0

The full content of Annals is available to subscribers

Subscribe/Learn More  >
Articles |

Use of Calcium and Secretin in the Diagnosis of Gastrinoma (Zollinger-Ellison Syndrome)

CLIFFORD W. DEVENEY, M.D.; KAREN S. DEVENEY, M.D.; BERNARD M. JAFFE, M.D., F.A.C.S.; RAYFORD S. JONES, M.D., F.A.C.S.; and LAWRENCE W. WAY, M.D., F.A.C.S.
[+] Article and Author Information

Grant support: by the Medical Research Service of the Veterans Administration.

▸Requests for reprints should be addressed to Clifford W. Deveney, M.D.; Surgical Service (112), Veterans Administration Hospital; 4150 Clement Street; San Francisco, CA 94121.


San Francisco, California


Ann Intern Med. 1977;87(6):680-686. doi:10.7326/0003-4819-87-6-680
Text Size: A A A

Sixty-five patients with peptic ulcer disease were evaluated for gastrinoma (Zollinger-Ellison syndrome) by measuring changes in serum gastrin concentration after intravenous (i.v.) administration of calcium or secretin, or both. The presence of gastrinoma was established in all 20 patients whose serum gastrin increased by 395 pg/ml or more after i.v. calcium and in all 18 patients whose serum gastrin concentration increased by 110 pg/ml or more after i.v. secretin. The experience with these 65 patients shows that stimulation by calcium or secretin may confirm the presence of gastrinoma in cases where the diagnosis would otherwise remain obscure. Although a positive response to calcium or secretin is diagnostic for gastrinoma a negative response does not exclude this diagnosis. Stimulation with secretin is preferred for screening for gastrinoma because it is quicker and more reliable than calcium.

Figures

Tables

References

Letters

NOTE:
Citing articles are presented as examples only. In non-demo SCM6 implementation, integration with CrossRef’s "Cited By" API will populate this tab (http://www.crossref.org/citedby.html).

Comments

Submit a Comment
Submit a Comment

Summary for Patients

Clinical Slide Sets

Terms of Use

The In the Clinic® slide sets are owned and copyrighted by the American College of Physicians (ACP). All text, graphics, trademarks, and other intellectual property incorporated into the slide sets remain the sole and exclusive property of the ACP. The slide sets may be used only by the person who downloads or purchases them and only for the purpose of presenting them during not-for-profit educational activities. Users may incorporate the entire slide set or selected individual slides into their own teaching presentations but may not alter the content of the slides in any way or remove the ACP copyright notice.
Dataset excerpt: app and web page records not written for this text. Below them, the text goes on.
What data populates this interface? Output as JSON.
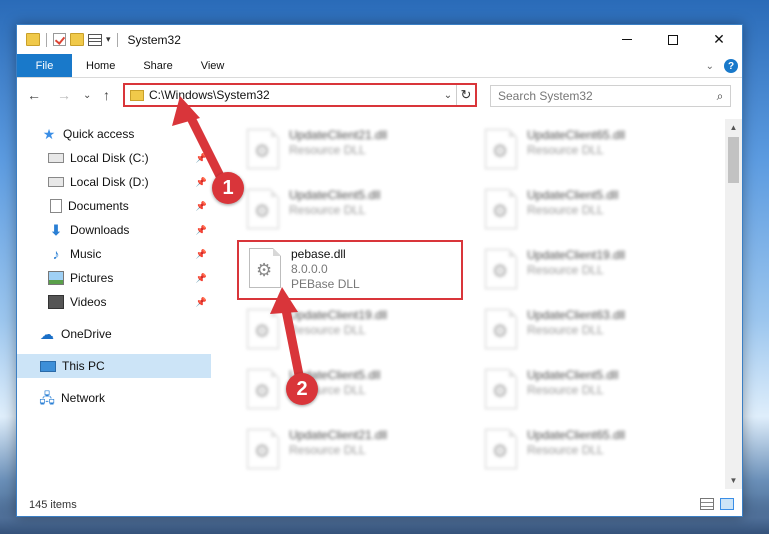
{
  "window": {
    "title": "System32",
    "qat_arrow": "▾"
  },
  "ribbon": {
    "tabs": [
      "File",
      "Home",
      "Share",
      "View"
    ],
    "help": "?",
    "expand": "⌄"
  },
  "nav": {
    "back": "←",
    "forward": "→",
    "recent": "⌄",
    "up": "↑",
    "address": "C:\\Windows\\System32",
    "address_dropdown": "⌄",
    "refresh": "↻",
    "search_placeholder": "Search System32",
    "search_icon": "⌕"
  },
  "sidebar": {
    "items": [
      {
        "label": "Quick access",
        "icon": "star-icon",
        "pinned": false
      },
      {
        "label": "Local Disk (C:)",
        "icon": "drive-icon",
        "pinned": true
      },
      {
        "label": "Local Disk (D:)",
        "icon": "drive-icon",
        "pinned": true
      },
      {
        "label": "Documents",
        "icon": "documents-icon",
        "pinned": true
      },
      {
        "label": "Downloads",
        "icon": "downloads-icon",
        "pinned": true
      },
      {
        "label": "Music",
        "icon": "music-icon",
        "pinned": true
      },
      {
        "label": "Pictures",
        "icon": "pictures-icon",
        "pinned": true
      },
      {
        "label": "Videos",
        "icon": "videos-icon",
        "pinned": true
      },
      {
        "label": "OneDrive",
        "icon": "onedrive-icon",
        "pinned": false
      },
      {
        "label": "This PC",
        "icon": "this-pc-icon",
        "pinned": false,
        "selected": true
      },
      {
        "label": "Network",
        "icon": "network-icon",
        "pinned": false
      }
    ]
  },
  "files": {
    "left": [
      {
        "name": "UpdateClient21.dll",
        "meta": "Resource DLL"
      },
      {
        "name": "UpdateClient5.dll",
        "meta": "Resource DLL"
      },
      {
        "name": "pebase.dll",
        "version": "8.0.0.0",
        "meta": "PEBase DLL",
        "highlight": true
      },
      {
        "name": "UpdateClient19.dll",
        "meta": "Resource DLL"
      },
      {
        "name": "UpdateClient5.dll",
        "meta": "Resource DLL"
      },
      {
        "name": "UpdateClient21.dll",
        "meta": "Resource DLL"
      }
    ],
    "right": [
      {
        "name": "UpdateClient65.dll",
        "meta": "Resource DLL"
      },
      {
        "name": "UpdateClient5.dll",
        "meta": "Resource DLL"
      },
      {
        "name": "UpdateClient19.dll",
        "meta": "Resource DLL"
      },
      {
        "name": "UpdateClient63.dll",
        "meta": "Resource DLL"
      },
      {
        "name": "UpdateClient5.dll",
        "meta": "Resource DLL"
      },
      {
        "name": "UpdateClient65.dll",
        "meta": "Resource DLL"
      }
    ]
  },
  "status": {
    "item_count": "145 items"
  },
  "annotations": {
    "step1": "1",
    "step2": "2",
    "color": "#d9353a"
  },
  "colors": {
    "accent": "#1979ca",
    "selection": "#cce4f7",
    "annotation_red": "#d9353a"
  }
}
Users may make print copies for use as hand-outs for the audience the user is personally addressing but may not otherwise reproduce or distribute the slides by any means or media, including but not limited to sending them as e-mail attachments, posting them on Internet or Intranet sites, publishing them in meeting proceedings, or making them available for sale or distribution in any unauthorized form, without the express written permission of the ACP. Unauthorized use of the In the Clinic slide sets will constitute copyright infringement.

Toolkit

Buy Now

to gain full access to the content and tools.

Want to Subscribe?

Learn more about subscription options

Advertisement
Related Articles
Related Point of Care
Topic Collections
PubMed Articles
Forgot your password?
Enter your username and email address. We'll send you a reminder to the email address on record.
(Required)
(Required)